The following is extracted from that article, but the purple cross-reference highlights are mine.  Wish I could say I found foods that I should remove from my diet to make everything wonderful, but  I already avoid most everything listed.  I have added oranges back into my diet the past two weeks and there is no direct cause & effect relationship that I have detected.  I think the pluses outweigh the negatives there.  What the list does do is to give added reason for my waiting  on reintroducing a few of vegetables that I actually miss (asparagus, broccoli, cabbage) and supports my lifelong aversion to most of the legume family.

I am posting this just in case it might be helpful to someone else.

Foods Most Likely to Give You Gas

 low or moderate FODMAP but on the gas list 


Gassy Vegetables:
  • -Artichokes
  • -Asparagus
  • -Broccoli
  • Brussel sprouts
  • -Cabbage
  • Cauliflower
  • -Celery
  • Onions
  • Peas
  • -Sweet potatoes

Gassy Fruits:

  • Apples
  • Apricots
  • Mango–
  • -Oranges
  • Peaches
  • Pears
  • Plums
  • Watermelon

Gassy Dried fruits:

  • Apricots
  • Prunes
  • Raisins

Gassy Dairy

  • Buttermilk
  • Cream cheese
  • -Heavy cream
  • -Ice cream
  • Milk
  • Processed foods containing milk products
  • Ricotta

Gassy Whole Grains

  • Barley
  • -Flax seed
  • Rye
  • Wheat

 Gassiest Legumes:

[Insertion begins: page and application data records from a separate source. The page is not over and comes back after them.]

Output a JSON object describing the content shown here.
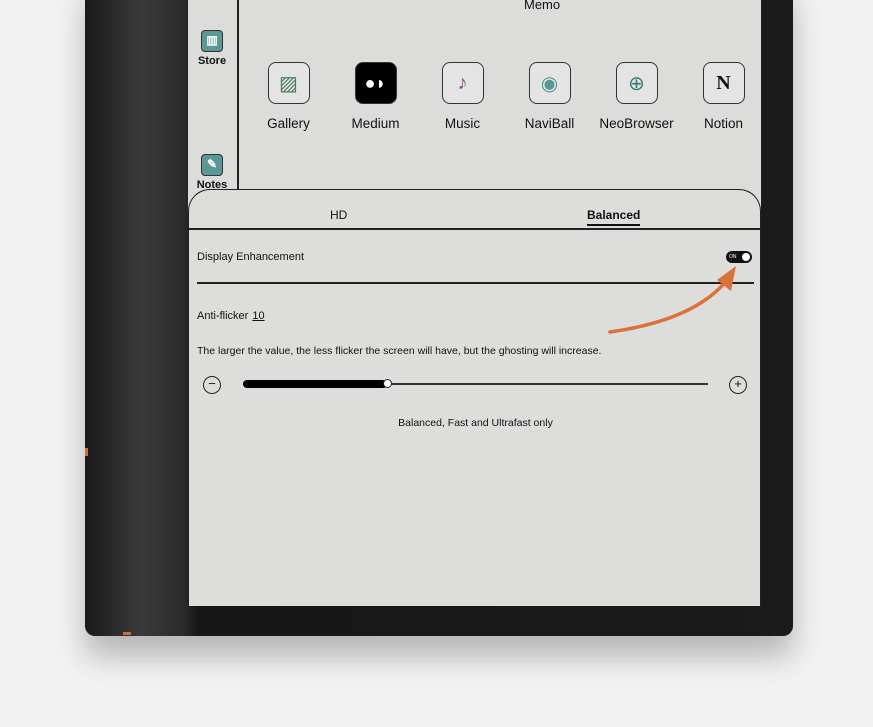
{
  "sidebar": {
    "items": [
      {
        "label": "Store",
        "icon": "store-icon"
      },
      {
        "label": "Notes",
        "icon": "notes-icon"
      }
    ]
  },
  "home": {
    "section_label": "Memo",
    "apps": [
      {
        "label": "Gallery",
        "icon": "gallery-icon"
      },
      {
        "label": "Medium",
        "icon": "medium-icon"
      },
      {
        "label": "Music",
        "icon": "music-icon"
      },
      {
        "label": "NaviBall",
        "icon": "naviball-icon"
      },
      {
        "label": "NeoBrowser",
        "icon": "globe-icon"
      },
      {
        "label": "Notion",
        "icon": "notion-icon"
      }
    ]
  },
  "panel": {
    "tabs": [
      {
        "label": "HD",
        "active": false
      },
      {
        "label": "Balanced",
        "active": true
      }
    ],
    "display_enhancement": {
      "label": "Display Enhancement",
      "toggle_text": "ON",
      "on": true
    },
    "anti_flicker": {
      "label": "Anti-flicker",
      "value": "10",
      "slider_fraction": 0.31
    },
    "description": "The larger the value, the less flicker the screen will have, but the ghosting will increase.",
    "note": "Balanced, Fast and Ultrafast only"
  },
  "colors": {
    "annotation_arrow": "#d9733a",
    "icon_teal": "#5a9896"
  }
}
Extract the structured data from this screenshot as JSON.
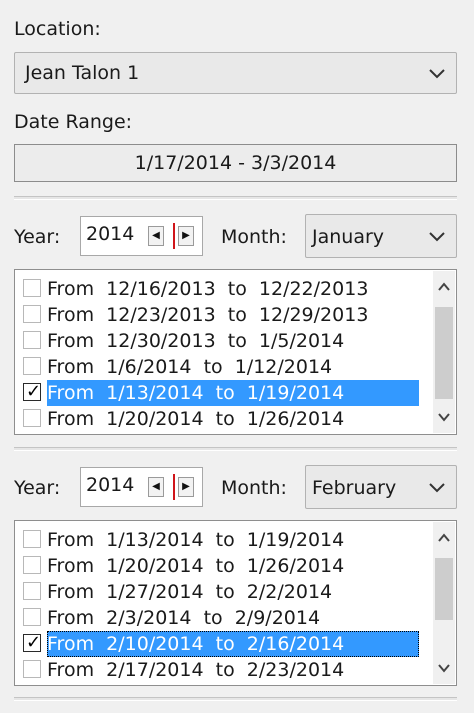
{
  "location": {
    "label": "Location:",
    "selected": "Jean Talon 1"
  },
  "date_range": {
    "label": "Date Range:",
    "value": "1/17/2014 - 3/3/2014"
  },
  "panels": [
    {
      "year_label": "Year:",
      "year_value": "2014",
      "month_label": "Month:",
      "month_value": "January",
      "weeks": [
        {
          "text": "From  12/16/2013  to  12/22/2013",
          "checked": false,
          "selected": false
        },
        {
          "text": "From  12/23/2013  to  12/29/2013",
          "checked": false,
          "selected": false
        },
        {
          "text": "From  12/30/2013  to  1/5/2014",
          "checked": false,
          "selected": false
        },
        {
          "text": "From  1/6/2014  to  1/12/2014",
          "checked": false,
          "selected": false
        },
        {
          "text": "From  1/13/2014  to  1/19/2014",
          "checked": true,
          "selected": true
        },
        {
          "text": "From  1/20/2014  to  1/26/2014",
          "checked": false,
          "selected": false
        }
      ]
    },
    {
      "year_label": "Year:",
      "year_value": "2014",
      "month_label": "Month:",
      "month_value": "February",
      "weeks": [
        {
          "text": "From  1/13/2014  to  1/19/2014",
          "checked": false,
          "selected": false
        },
        {
          "text": "From  1/20/2014  to  1/26/2014",
          "checked": false,
          "selected": false
        },
        {
          "text": "From  1/27/2014  to  2/2/2014",
          "checked": false,
          "selected": false
        },
        {
          "text": "From  2/3/2014  to  2/9/2014",
          "checked": false,
          "selected": false
        },
        {
          "text": "From  2/10/2014  to  2/16/2014",
          "checked": true,
          "selected": true
        },
        {
          "text": "From  2/17/2014  to  2/23/2014",
          "checked": false,
          "selected": false
        }
      ]
    }
  ],
  "icons": {
    "dropdown": "chevron-down-icon",
    "spin_left": "arrow-left-icon",
    "spin_right": "arrow-right-icon",
    "scroll_up": "chevron-up-icon",
    "scroll_down": "chevron-down-icon",
    "check": "checkmark-icon"
  },
  "colors": {
    "selection": "#3399ff",
    "spinner_divider": "#d0151a",
    "background": "#f0f0f0"
  }
}
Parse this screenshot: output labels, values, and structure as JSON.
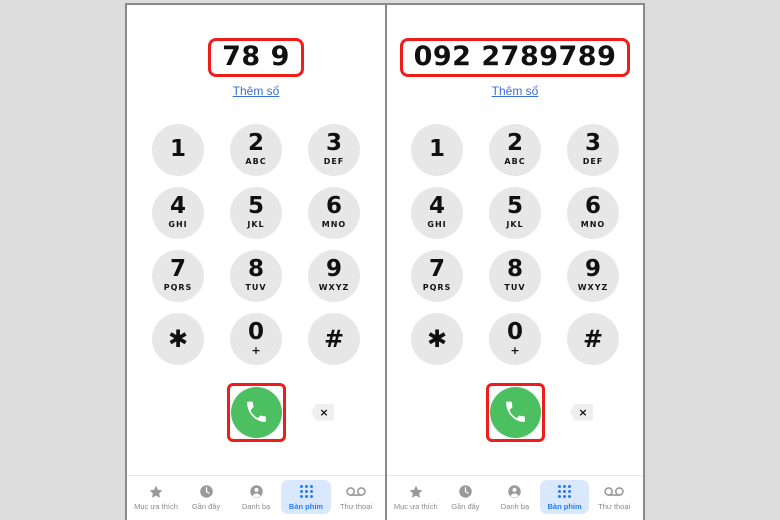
{
  "app": {
    "background_color": "#dcdcdc",
    "panel_border_color": "#8a8a8a",
    "highlight_color": "#ef1c1c",
    "accent_color": "#2a7cf0",
    "call_button_color": "#4cc061",
    "key_color": "#e7e7e7"
  },
  "panels": [
    {
      "id": "left",
      "display": {
        "number": "78 9",
        "add_number_link": "Thêm số",
        "highlighted": true
      }
    },
    {
      "id": "right",
      "display": {
        "number": "092 2789789",
        "add_number_link": "Thêm số",
        "highlighted": true
      }
    }
  ],
  "keypad": {
    "rows": [
      [
        {
          "digit": "1",
          "letters": ""
        },
        {
          "digit": "2",
          "letters": "ABC"
        },
        {
          "digit": "3",
          "letters": "DEF"
        }
      ],
      [
        {
          "digit": "4",
          "letters": "GHI"
        },
        {
          "digit": "5",
          "letters": "JKL"
        },
        {
          "digit": "6",
          "letters": "MNO"
        }
      ],
      [
        {
          "digit": "7",
          "letters": "PQRS"
        },
        {
          "digit": "8",
          "letters": "TUV"
        },
        {
          "digit": "9",
          "letters": "WXYZ"
        }
      ],
      [
        {
          "digit": "✱",
          "letters": ""
        },
        {
          "digit": "0",
          "letters": "+"
        },
        {
          "digit": "#",
          "letters": ""
        }
      ]
    ]
  },
  "call_row": {
    "call_icon": "phone-icon",
    "backspace_icon": "backspace-icon",
    "backspace_glyph": "×",
    "call_highlighted": true
  },
  "tabbar": {
    "tabs": [
      {
        "label": "Mục ưa thích",
        "icon": "star-icon",
        "active": false
      },
      {
        "label": "Gần đây",
        "icon": "clock-icon",
        "active": false
      },
      {
        "label": "Danh bạ",
        "icon": "person-icon",
        "active": false
      },
      {
        "label": "Bàn phím",
        "icon": "keypad-icon",
        "active": true
      },
      {
        "label": "Thư thoại",
        "icon": "voicemail-icon",
        "active": false
      }
    ]
  }
}
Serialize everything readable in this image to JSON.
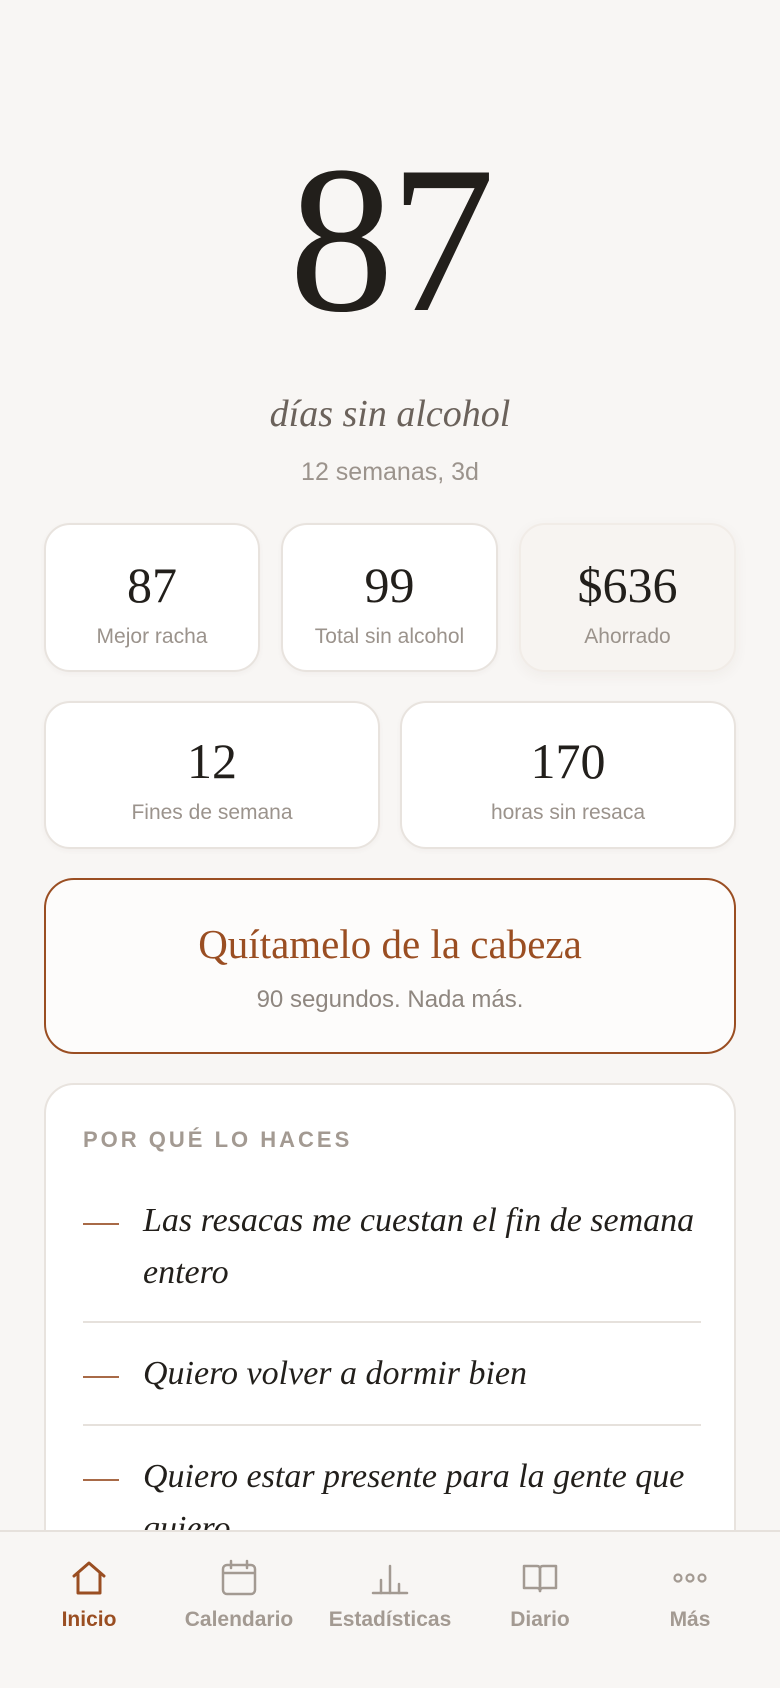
{
  "hero": {
    "days": "87",
    "label": "días sin alcohol",
    "sub": "12 semanas, 3d"
  },
  "stats": [
    {
      "value": "87",
      "label": "Mejor racha"
    },
    {
      "value": "99",
      "label": "Total sin alcohol"
    },
    {
      "value": "$636",
      "label": "Ahorrado"
    },
    {
      "value": "12",
      "label": "Fines de semana"
    },
    {
      "value": "170",
      "label": "horas sin resaca"
    }
  ],
  "cta": {
    "title": "Quítamelo de la cabeza",
    "sub": "90 segundos. Nada más."
  },
  "reasons": {
    "title": "POR QUÉ LO HACES",
    "items": [
      "Las resacas me cuestan el fin de semana entero",
      "Quiero volver a dormir bien",
      "Quiero estar presente para la gente que quiero"
    ]
  },
  "tabs": [
    {
      "label": "Inicio",
      "icon": "home-icon"
    },
    {
      "label": "Calendario",
      "icon": "calendar-icon"
    },
    {
      "label": "Estadísticas",
      "icon": "chart-icon"
    },
    {
      "label": "Diario",
      "icon": "book-icon"
    },
    {
      "label": "Más",
      "icon": "more-icon"
    }
  ],
  "colors": {
    "accent": "#9a4e22",
    "background": "#f8f6f4",
    "muted_text": "#9b938c"
  }
}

  • Baked beans
  • Black beans
  • Black-eyed peas
  • -Butter beans
  • Cannelinni (white) beans
  • Kidney beans
  • -Lima beans
  • Navy beans